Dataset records
◆ ◆ ◆ ◆ ◆

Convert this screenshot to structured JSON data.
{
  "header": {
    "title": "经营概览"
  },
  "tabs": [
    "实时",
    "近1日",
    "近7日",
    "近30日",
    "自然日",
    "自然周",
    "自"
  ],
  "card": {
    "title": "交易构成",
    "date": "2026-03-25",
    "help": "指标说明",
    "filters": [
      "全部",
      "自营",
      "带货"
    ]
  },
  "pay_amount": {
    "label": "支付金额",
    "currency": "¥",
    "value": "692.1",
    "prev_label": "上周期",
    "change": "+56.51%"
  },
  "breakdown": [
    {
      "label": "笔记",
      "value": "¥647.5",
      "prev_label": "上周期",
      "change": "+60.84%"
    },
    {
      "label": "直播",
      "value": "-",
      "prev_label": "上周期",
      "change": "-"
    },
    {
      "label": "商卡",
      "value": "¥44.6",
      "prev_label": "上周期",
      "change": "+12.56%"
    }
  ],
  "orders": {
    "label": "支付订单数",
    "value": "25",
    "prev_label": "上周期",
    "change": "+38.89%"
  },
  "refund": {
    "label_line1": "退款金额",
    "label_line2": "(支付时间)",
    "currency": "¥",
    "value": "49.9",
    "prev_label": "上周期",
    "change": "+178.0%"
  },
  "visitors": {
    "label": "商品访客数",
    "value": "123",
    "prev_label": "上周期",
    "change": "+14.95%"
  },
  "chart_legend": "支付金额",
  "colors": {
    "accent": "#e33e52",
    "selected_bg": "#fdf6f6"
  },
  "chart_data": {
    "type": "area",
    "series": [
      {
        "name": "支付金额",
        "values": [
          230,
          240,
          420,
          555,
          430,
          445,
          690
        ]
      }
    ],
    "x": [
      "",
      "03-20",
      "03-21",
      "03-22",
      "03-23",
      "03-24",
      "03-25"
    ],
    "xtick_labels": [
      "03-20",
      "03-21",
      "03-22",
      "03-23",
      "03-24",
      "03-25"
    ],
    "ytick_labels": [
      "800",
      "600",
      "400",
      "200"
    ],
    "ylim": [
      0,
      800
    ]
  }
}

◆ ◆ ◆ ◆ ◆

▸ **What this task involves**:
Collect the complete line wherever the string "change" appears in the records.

▸ **Task response**:
    "change": "+56.51%"
      "change": "+60.84%"
      "change": "-"
      "change": "+12.56%"
    "change": "+38.89%"
    "change": "+178.0%"
    "change": "+14.95%"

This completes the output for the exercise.